One of All Raise’s solutions is to meet founders earlier and get them support faster. Its most public effort so far has been the popular series Female Founder Office Hours, which matches women entrepreneurs and investors in one-on-one meetings to share startup fears and fundraising tips. Since November, it has hosted events in New York, Boston, Los Angeles and San Francisco (twice). At the first two events, more than 800 women signed up for 80 slots. Ursula Mead, founder of North Carolina-based InHerSight, a job-ratings site for women, turned around and made immediate changes to her pitch deck after attending the February Office Hours. “It gives you a lot of confidence that what you’re choosing to include is the right stuff,” she says.
When All Raise’s members first answered Aileen Lee’s call to action, Harvey Weinstein still reigned in Hollywood and Matt Lauer ruled the airwaves at NBC. So as industries like entertainment and media come to terms with their own patterns of harassment and sexism, All Raise has a head start.
In March, members pitched limited partners—the institutions and endowments that invest in VC firms—on creating their own diversity plans. They’re creating Female Founder Office Hours video sessions so founders anywhere can get access to the same support. And in the fall, they hope to host a big conference for women across all venture roles.
For now they’re working after-hours as volunteers, but All Raise will have to evolve in order to last. Burnout is a real concern when people are working what can feel like a second job, something Spark Capital’s Megan Quinn calls a “gender tax”. Enter Silicon Valley Bank and Melinda Gates. With the $2 million already pledged from investors and more in the works, All Raise plans to hire an executive director and full-time staff. A steering committee with defined responsibilities will allow some members, like Aileen Lee and Jess Lee, to direct group efforts and others to take on more casual roles.
As has proved to be the case in other industries, success will be gradual. Forbes contacted 125 partners in 50 male-led venture firms to ask their views about diversity and hiring plans. Most didn’t respond.

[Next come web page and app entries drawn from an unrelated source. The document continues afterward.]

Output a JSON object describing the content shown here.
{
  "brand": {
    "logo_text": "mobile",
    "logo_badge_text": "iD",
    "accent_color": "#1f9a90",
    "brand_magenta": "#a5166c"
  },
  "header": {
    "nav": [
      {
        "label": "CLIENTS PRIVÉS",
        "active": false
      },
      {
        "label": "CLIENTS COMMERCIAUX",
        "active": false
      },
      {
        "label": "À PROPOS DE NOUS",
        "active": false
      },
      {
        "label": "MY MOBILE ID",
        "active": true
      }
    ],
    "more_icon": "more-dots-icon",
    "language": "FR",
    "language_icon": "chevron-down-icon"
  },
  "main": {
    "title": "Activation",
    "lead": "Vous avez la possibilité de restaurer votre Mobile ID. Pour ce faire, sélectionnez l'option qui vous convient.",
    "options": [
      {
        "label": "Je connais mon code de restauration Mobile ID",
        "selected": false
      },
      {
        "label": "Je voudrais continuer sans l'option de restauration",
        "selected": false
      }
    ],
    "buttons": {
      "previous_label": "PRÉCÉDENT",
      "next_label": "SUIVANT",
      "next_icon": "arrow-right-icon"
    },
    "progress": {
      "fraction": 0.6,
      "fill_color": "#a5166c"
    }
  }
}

But leaders from 20 firms did. “While we recognise that not every new general partner will be a diverse candidate, we include a diversity and inclusion review on every discussion of every position,” says billionaire LinkedIn co-founder Reid Hoffman at Greylock Partners.
The women of All Raise are confident that their investing success will speak for itself in a sector driven by financial return. To win, they’re doing it together—a new mentality for women who have, up until the launch of All Raise, largely succeeded alone. “I’m a capitalist. I want to win the best deals. I want my firm to win the best deals,” says Emily Melton, a partner at DFJ. “But other than that I want to also see my female colleagues win and be successful, because I think that helps us all.”
SPECIAL THANKS to TrueBridge Capital Partners of Chapel Hill, North Carolina, for its wisdom and hard work in co-producing the Midas List.
LIST EDITOR: Alex Konrad.
ADDITIONAL REPORTING: Igor Bosilkovski, Biz Carson, Kathleen Chaykowski, Alex Knapp, Samar Marwan.
DATA SOURCE: PitchBook, Dow Jones VentureSource.
Go to FORBES.COM/MIDAS for complete coverage, videos and interviews.
METHODOLOGY: We rank VCs on the number and size of exits over the past five years, with a premium on bolder and early-stage deals. We count only exits above $200 million or private rounds valuing companies at $400 million or more.
The Midas List is a data-driven ranking of the world’s 100 top venture capitalists based on all exits (IPOs or acquisitions) above $200 million and private companies valued at $400 million or more over the last five years